Uplifting, multi-modal, and expressing hope amid challenging times, the exhibition “Illuminate” by Springboard Arts Chicago—one of Wicker Park’s latest arts tenants—brought a timely curation of fresh artworks to the gallery’s opening in November 2020 through February 2021. This spring, the gallery has built off its inaugural exhibition with a new exhibit, “Momentum,” which embraces the challenges that “Illuminate” brought to light, using them as a catalyst of change and for fueling forward motion.
“We had to keep moving forward. We’re in a time in our world when there are lots of walls put up; we’re stopped sometimes, because COVID is stopping us and all sorts of things that we would have never experienced before,” said Donna Van Eekeren, chief executive officer and president of Springboard Arts Chicago in Chicago, Illinois. “We’re going to keep moving forward and giving artists the opportunity to sell their work and besides that, I really think people are in their homes more and need something like this in their homes.”
Within “Momentum,” which debuted March 1, 2021 and will culminate May 24, 2021 themes of movement are visually depicted in the artists’ work as well as their particular subject matters, which often reflect on evolving environments, phases of life, and the steady pursuit of a joyful future.
A varied collection of works spanning mediums such as oils, watercolor, layered photography, and sculpture compose the “Momentum” body of work. Mee Shim’s large-format work of acrylic on canvas, “Turquoise Wind,” depicts a portrait of internal movement and drive, while Lisa Levine’s curation of archival pigment prints patch the frequencies of multiple realities into one work of art.
The exhibit also boasts works by Shelley Gilchrist, Tom Flanagan, Linda Emmerman, Ellen Holtzblatt, Beverly Kedzior, Jane Michalski, Laura Foster Nicholson, Lauri Novak, Raul Ortiz, Corinne D. Peterson, Corey Postiglione, Beth Shadur, and Jeff Stevenson. Each work speaks to overarching themes of momentum whether conceptual—as seen in Raul Ortiz’s works of print-making-inspired paintings which shape several images—or more literally depictive, such as in Beth Shadur’s “The Hidden Spirit (Theodore Roosevelt),” which utilizes watercolor and mixed-media to show migrations across a collage of natural topographies.
“I love the fact that they’re different, but the quality of work is the same. I feel very fortunate to have found as many wonderful artists we did,” Van Eekeren said.
In all, Springboard Arts hosts works by about 40 artists in varying mediums, and it sustains an overarching mission—born in the thick of pandemic last fall—to encourage, educate, and provide opportunity for both creator and collector.

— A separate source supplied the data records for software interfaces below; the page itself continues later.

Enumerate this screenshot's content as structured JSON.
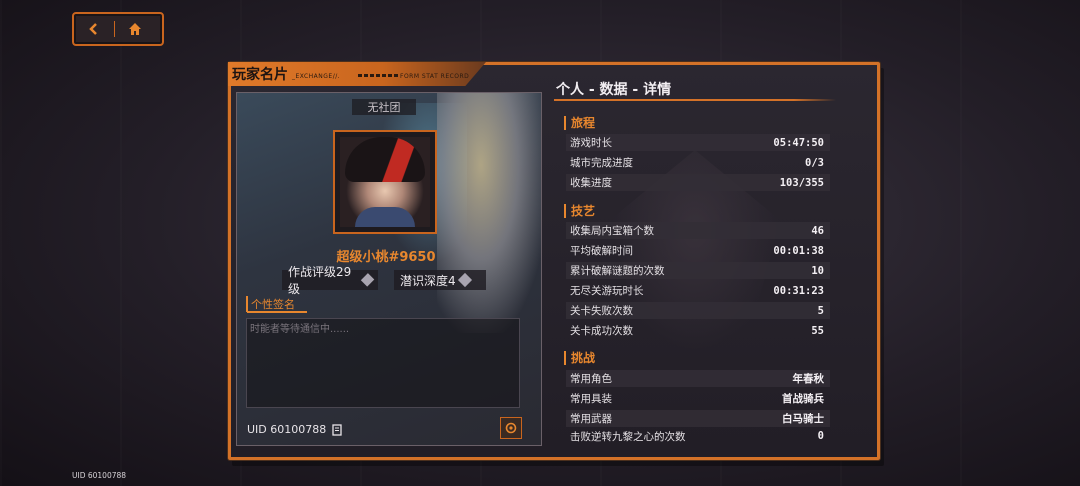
{
  "nav": {
    "back_icon": "chevron-left-icon",
    "home_icon": "home-icon"
  },
  "frame": {
    "title": "玩家名片",
    "sub_left": "_EXCHANGE//.",
    "sub_right": "FORM STAT RECORD"
  },
  "card": {
    "guild": "无社团",
    "nickname": "超级小桃#9650",
    "rank": "作战评级29级",
    "depth": "潜识深度4",
    "signature_label": "个性签名",
    "signature_placeholder": "时能者等待通信中......",
    "uid": "UID 60100788"
  },
  "detail": {
    "title": "个人 - 数据 - 详情",
    "sections": [
      {
        "name": "旅程",
        "rows": [
          {
            "k": "游戏时长",
            "v": "05:47:50"
          },
          {
            "k": "城市完成进度",
            "v": "0/3"
          },
          {
            "k": "收集进度",
            "v": "103/355"
          }
        ]
      },
      {
        "name": "技艺",
        "rows": [
          {
            "k": "收集局内宝箱个数",
            "v": "46"
          },
          {
            "k": "平均破解时间",
            "v": "00:01:38"
          },
          {
            "k": "累计破解谜题的次数",
            "v": "10"
          },
          {
            "k": "无尽关游玩时长",
            "v": "00:31:23"
          },
          {
            "k": "关卡失败次数",
            "v": "5"
          },
          {
            "k": "关卡成功次数",
            "v": "55"
          }
        ]
      },
      {
        "name": "挑战",
        "rows": [
          {
            "k": "常用角色",
            "v": "年春秋"
          },
          {
            "k": "常用具装",
            "v": "首战骑兵"
          },
          {
            "k": "常用武器",
            "v": "白马骑士"
          },
          {
            "k": "击败逆转九黎之心的次数",
            "v": "0"
          }
        ]
      }
    ]
  },
  "footer": {
    "uid": "UID 60100788"
  },
  "colors": {
    "accent": "#e8872e",
    "frame": "#d47228"
  }
}
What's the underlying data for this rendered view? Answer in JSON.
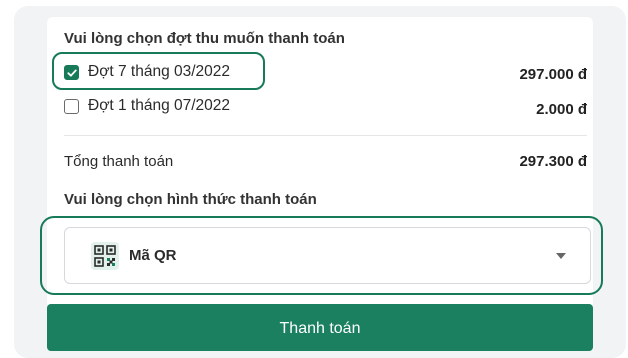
{
  "section_installments": {
    "heading": "Vui lòng chọn đợt thu muốn thanh toán",
    "items": [
      {
        "label": "Đợt 7 tháng 03/2022",
        "amount": "297.000 đ",
        "checked": true
      },
      {
        "label": "Đợt 1 tháng 07/2022",
        "amount": "2.000 đ",
        "checked": false
      }
    ]
  },
  "total": {
    "label": "Tổng thanh toán",
    "amount": "297.300 đ"
  },
  "section_payment_method": {
    "heading": "Vui lòng chọn hình thức thanh toán",
    "selected": "Mã QR",
    "icon": "qr-code-icon"
  },
  "pay_button": {
    "label": "Thanh toán"
  },
  "colors": {
    "accent": "#1a8060",
    "highlight_border": "#177a59",
    "panel_bg": "#f2f3f5"
  }
}
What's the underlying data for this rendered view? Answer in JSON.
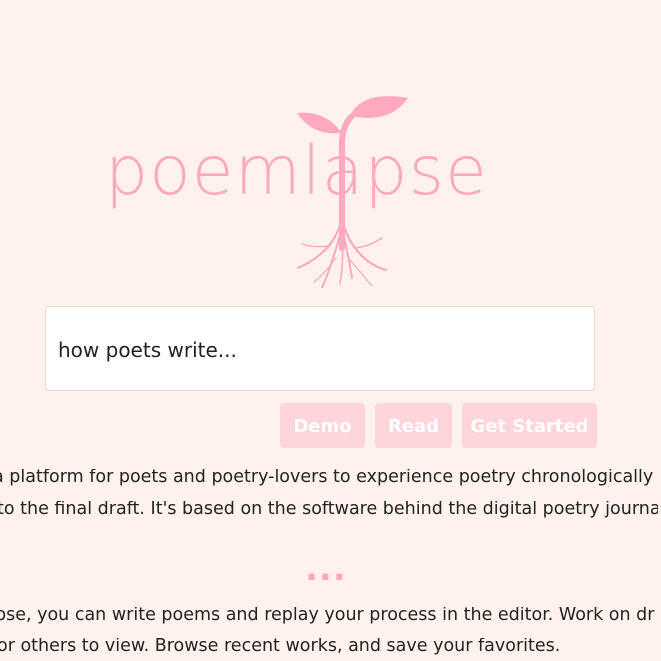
{
  "logo": {
    "wordmark": "poemlapse",
    "brand_color": "#ffa9bf"
  },
  "search": {
    "value": "how poets write..."
  },
  "buttons": {
    "demo": "Demo",
    "read": "Read",
    "get_started": "Get Started",
    "button_color": "#ffd5dc"
  },
  "intro": {
    "line1": "a platform for poets and poetry-lovers to experience poetry chronologically,",
    "line2": "to the final draft. It's based on the software behind the digital poetry journa",
    "separator": "...",
    "line3": "pse, you can write poems and replay your process in the editor. Work on dr",
    "line4": "or others to view. Browse recent works, and save your favorites."
  },
  "colors": {
    "background": "#fff1ec"
  }
}
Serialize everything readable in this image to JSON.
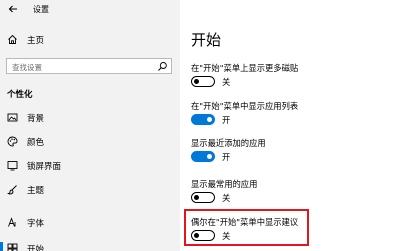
{
  "window": {
    "title": "设置"
  },
  "sidebar": {
    "home_label": "主页",
    "search_placeholder": "查找设置",
    "section_title": "个性化",
    "items": [
      {
        "label": "背景",
        "icon": "picture-icon"
      },
      {
        "label": "颜色",
        "icon": "palette-icon"
      },
      {
        "label": "锁屏界面",
        "icon": "lock-screen-icon"
      },
      {
        "label": "主题",
        "icon": "brush-icon"
      },
      {
        "label": "字体",
        "icon": "font-icon"
      },
      {
        "label": "开始",
        "icon": "start-icon",
        "active": true
      }
    ]
  },
  "main": {
    "page_title": "开始",
    "settings": [
      {
        "label": "在\"开始\"菜单上显示更多磁贴",
        "state": "关",
        "on": false
      },
      {
        "label": "在\"开始\"菜单中显示应用列表",
        "state": "开",
        "on": true
      },
      {
        "label": "显示最近添加的应用",
        "state": "开",
        "on": true
      },
      {
        "label": "显示最常用的应用",
        "state": "关",
        "on": false
      },
      {
        "label": "偶尔在\"开始\"菜单中显示建议",
        "state": "关",
        "on": false
      }
    ]
  },
  "colors": {
    "accent": "#0078d7",
    "highlight": "#e3161d"
  }
}
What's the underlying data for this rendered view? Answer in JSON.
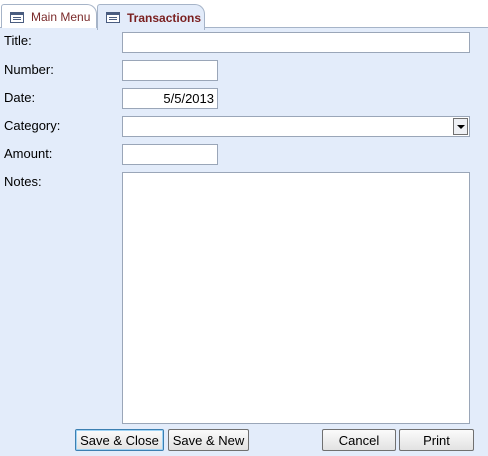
{
  "tabs": [
    {
      "label": "Main Menu"
    },
    {
      "label": "Transactions"
    }
  ],
  "form": {
    "title_label": "Title:",
    "title_value": "",
    "number_label": "Number:",
    "number_value": "",
    "date_label": "Date:",
    "date_value": "5/5/2013",
    "category_label": "Category:",
    "category_value": "",
    "amount_label": "Amount:",
    "amount_value": "",
    "notes_label": "Notes:",
    "notes_value": ""
  },
  "buttons": {
    "save_close": "Save & Close",
    "save_new": "Save & New",
    "cancel": "Cancel",
    "print": "Print"
  }
}
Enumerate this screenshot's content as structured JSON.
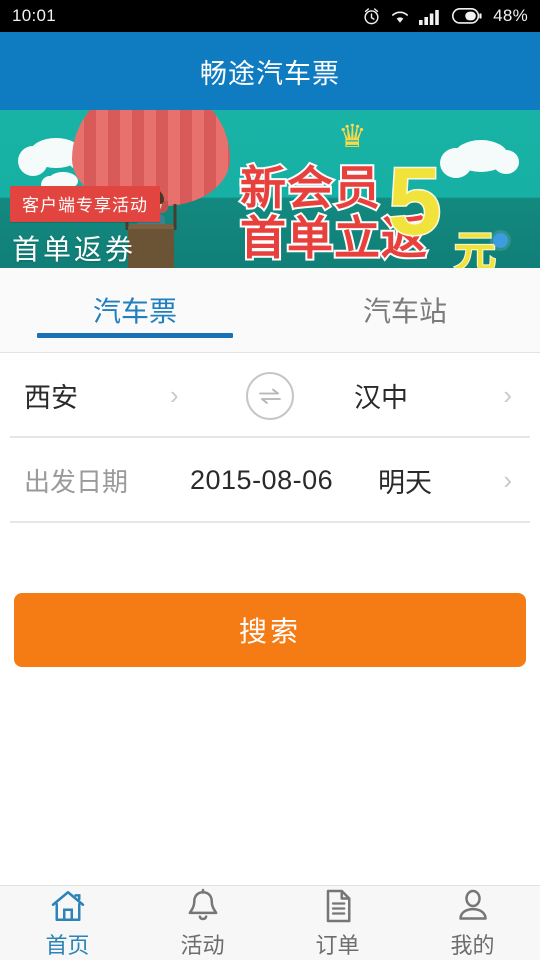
{
  "statusbar": {
    "time": "10:01",
    "battery_percent": "48%",
    "icons": [
      "alarm-icon",
      "wifi-icon",
      "signal-icon",
      "battery-icon"
    ]
  },
  "header": {
    "title": "畅途汽车票",
    "background_color": "#0f7bc0"
  },
  "banner": {
    "tag_label": "客户端专享活动",
    "caption": "首单返券",
    "promo_line1": "新会员",
    "promo_line2": "首单立返",
    "promo_number": "5",
    "promo_unit": "元",
    "dot_color": "#3d9be0",
    "background_color": "#16b0a4"
  },
  "tabs": [
    {
      "label": "汽车票",
      "active": true
    },
    {
      "label": "汽车站",
      "active": false
    }
  ],
  "form": {
    "from_city": "西安",
    "to_city": "汉中",
    "swap_icon": "swap-icon",
    "date_label": "出发日期",
    "date_value": "2015-08-06",
    "date_relative": "明天"
  },
  "search": {
    "label": "搜索",
    "color": "#f57b14"
  },
  "bottom_nav": [
    {
      "label": "首页",
      "icon": "home-icon",
      "active": true
    },
    {
      "label": "活动",
      "icon": "bell-icon",
      "active": false
    },
    {
      "label": "订单",
      "icon": "document-icon",
      "active": false
    },
    {
      "label": "我的",
      "icon": "person-icon",
      "active": false
    }
  ],
  "accent_color": "#1a72b5"
}
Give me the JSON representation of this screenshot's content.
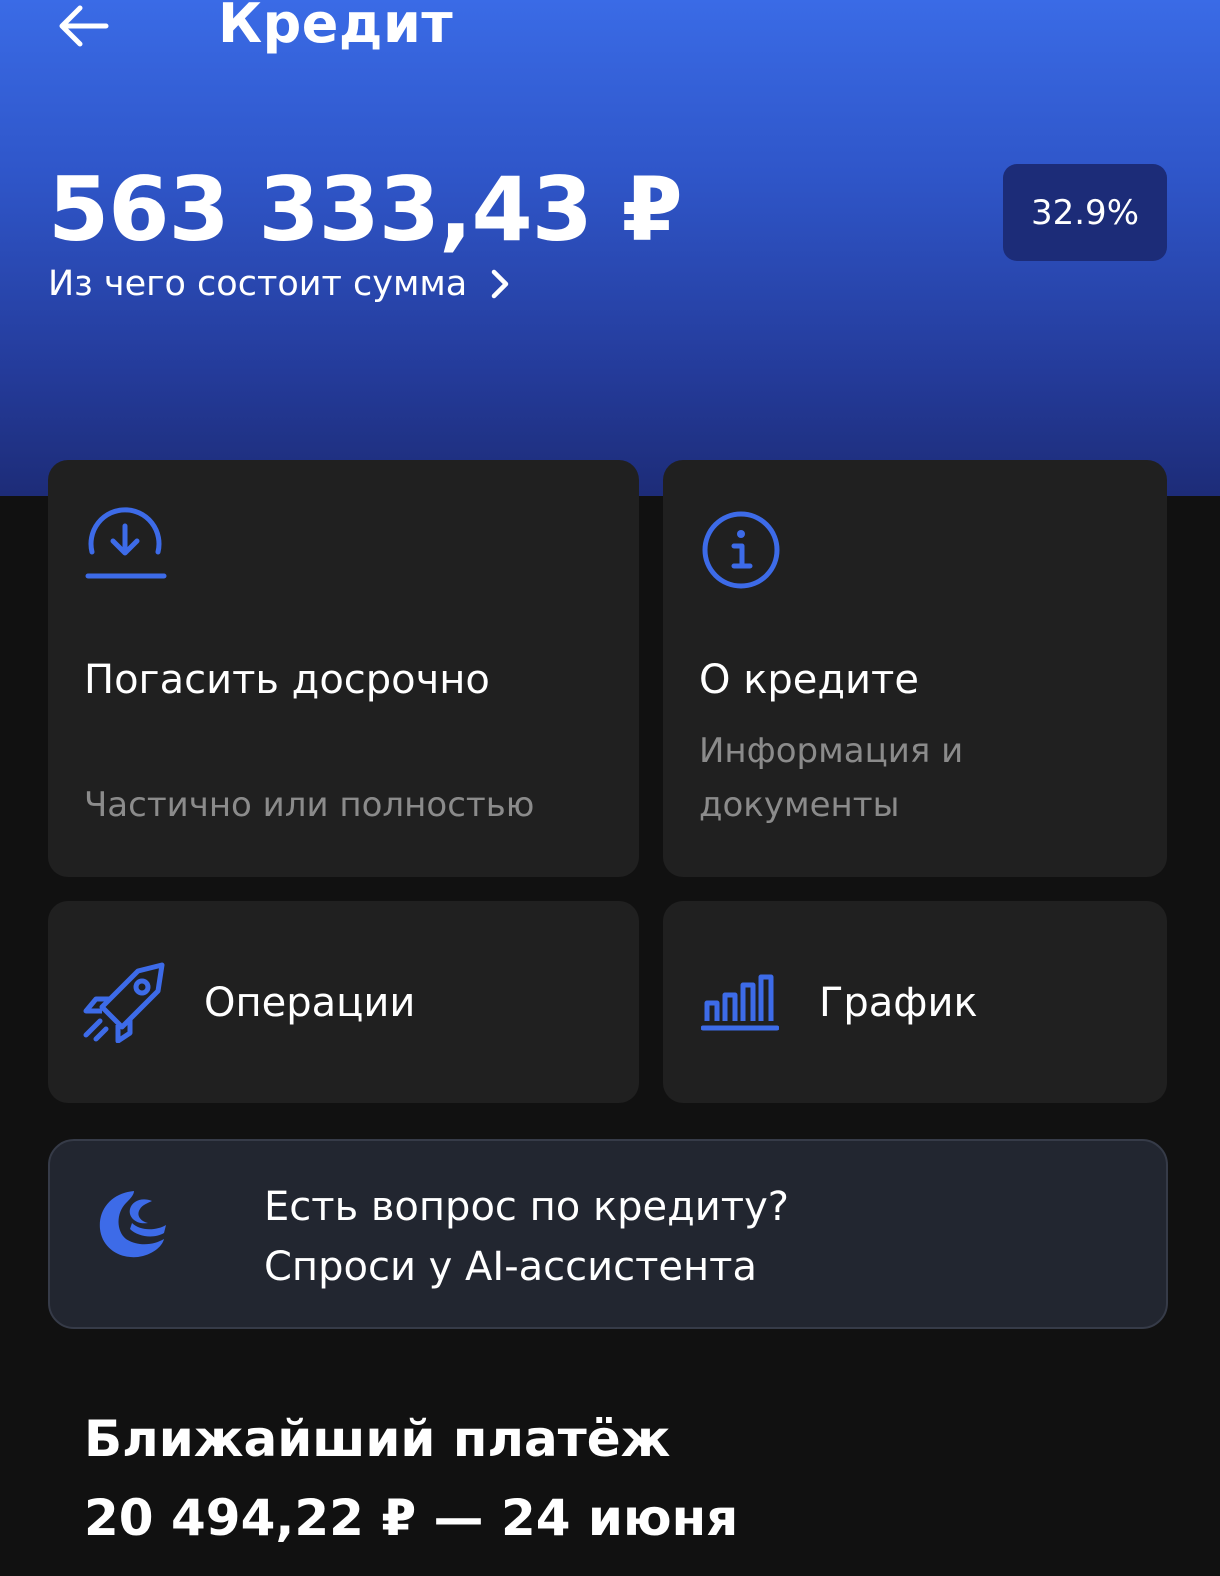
{
  "header": {
    "title": "Кредит",
    "back_icon": "arrow-left-icon"
  },
  "loan": {
    "amount": "563 333,43 ₽",
    "breakdown_link": "Из чего состоит сумма",
    "rate": "32.9%"
  },
  "actions": {
    "early_repay": {
      "title": "Погасить досрочно",
      "subtitle": "Частично или полностью",
      "icon": "download-circle-icon"
    },
    "about": {
      "title": "О кредите",
      "subtitle": "Информация и документы",
      "icon": "info-circle-icon"
    },
    "operations": {
      "label": "Операции",
      "icon": "rocket-icon"
    },
    "schedule": {
      "label": "График",
      "icon": "bar-chart-icon"
    }
  },
  "assistant": {
    "line1": "Есть вопрос по кредиту?",
    "line2": "Спроси у AI-ассистента",
    "icon": "assistant-logo-icon"
  },
  "next_payment": {
    "label": "Ближайший платёж",
    "value": "20 494,22 ₽ — 24 июня"
  },
  "colors": {
    "accent": "#3d6be8",
    "background": "#111111",
    "card": "#202020",
    "muted_text": "#8b8b8b",
    "badge": "#1c2c78"
  }
}
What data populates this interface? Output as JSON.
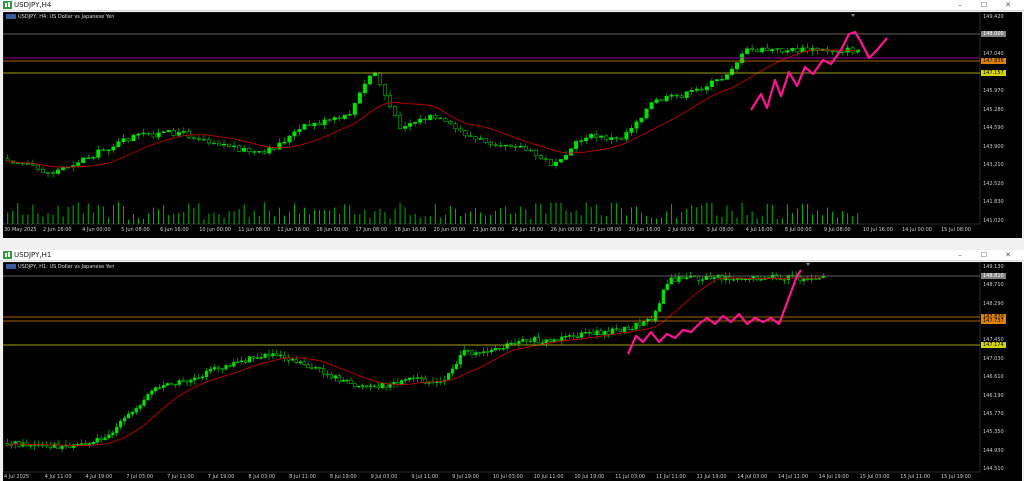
{
  "colors": {
    "bull": "#00e000",
    "bear": "#000000",
    "bear_outline": "#00e000",
    "ma": "#c00000",
    "line_yellow": "#d4d400",
    "line_magenta": "#c000c0",
    "line_gray": "#808080",
    "line_orange": "#e08000",
    "draw_pink": "#ff1493"
  },
  "top": {
    "title": "USDJPY,H4",
    "info": "USDJPY, H4:  US Dollar vs Japanese Yen",
    "buttons": [
      "–",
      "☐",
      "✕"
    ],
    "prices": [
      "149.420",
      "148.060",
      "147.040",
      "146.660",
      "145.970",
      "145.280",
      "144.590",
      "143.900",
      "143.210",
      "142.520",
      "141.830",
      "141.020"
    ],
    "badges": [
      {
        "text": "148.000",
        "bg": "#808080",
        "fg": "#ffffff"
      },
      {
        "text": "147.835",
        "bg": "#e08000",
        "fg": "#000000"
      },
      {
        "text": "147.157",
        "bg": "#d4d400",
        "fg": "#000000"
      }
    ],
    "times": [
      "30 May 2025",
      "2 Jun 16:00",
      "4 Jun 00:00",
      "5 Jun 08:00",
      "6 Jun 16:00",
      "10 Jun 00:00",
      "11 Jun 08:00",
      "12 Jun 16:00",
      "16 Jun 00:00",
      "17 Jun 08:00",
      "18 Jun 16:00",
      "20 Jun 00:00",
      "23 Jun 08:00",
      "24 Jun 16:00",
      "26 Jun 00:00",
      "27 Jun 08:00",
      "30 Jun 16:00",
      "2 Jul 00:00",
      "3 Jul 08:00",
      "4 Jul 16:00",
      "8 Jul 00:00",
      "9 Jul 08:00",
      "10 Jul 16:00",
      "14 Jul 00:00",
      "15 Jul 08:00"
    ]
  },
  "bottom": {
    "title": "USDJPY,H1",
    "info": "USDJPY, H1:  US Dollar vs Japanese Yen",
    "buttons": [
      "–",
      "☐",
      "✕"
    ],
    "prices": [
      "149.130",
      "148.710",
      "148.290",
      "147.870",
      "147.450",
      "147.030",
      "146.610",
      "146.190",
      "145.770",
      "145.350",
      "144.930",
      "144.510"
    ],
    "badges": [
      {
        "text": "148.810",
        "bg": "#808080",
        "fg": "#ffffff"
      },
      {
        "text": "147.870",
        "bg": "#e08000",
        "fg": "#000000"
      },
      {
        "text": "147.737",
        "bg": "#e08000",
        "fg": "#000000"
      },
      {
        "text": "147.174",
        "bg": "#d4d400",
        "fg": "#000000"
      }
    ],
    "times": [
      "4 Jul 2025",
      "4 Jul 11:00",
      "4 Jul 19:00",
      "7 Jul 03:00",
      "7 Jul 11:00",
      "7 Jul 19:00",
      "8 Jul 03:00",
      "8 Jul 11:00",
      "8 Jul 19:00",
      "9 Jul 03:00",
      "9 Jul 11:00",
      "9 Jul 19:00",
      "10 Jul 03:00",
      "10 Jul 11:00",
      "10 Jul 19:00",
      "11 Jul 03:00",
      "11 Jul 11:00",
      "11 Jul 19:00",
      "14 Jul 03:00",
      "14 Jul 11:00",
      "14 Jul 19:00",
      "15 Jul 03:00",
      "15 Jul 11:00",
      "15 Jul 19:00"
    ]
  }
}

As with other forms of interior design and artistic curation, Van Eekeren notices a unique opportunity for art supporters and creatives to cultivate their relationships with art and design in the current climate.
“Artists inspire us to think differently and I think that the timing for this—even though I would like this not to have happened—is really good for people to actually buy art,” Van Eekeren said.
Especially as people spend more time around the home, noticing space and ways for art to change an interior atmosphere, there is more room for uplifting visual messages in day-to-day operation on the ends of artist and art observer.
“I think the role [of art] is to uplift you, because you’re looking at something beautiful. Another thing is that artists themselves will come out of this with a new way of looking at the world, so I’ll be interested to see what art evolves out of this period,” Van Eekeren added.
To sample this current cohort of Springboard Arts artists, visitors can schedule free, 45-minute visits to the gallery online during the “Momentum” exhibit run until May 25th. The staggered approach serves preventative measures for COVID-19, which work to limit the number of guests inside the gallery at one time.
Text: R. Collins
Photography: Springboard Arts Chicago
Featured artists: Lisa, Levine, Mee Shim, Jeff Stevenson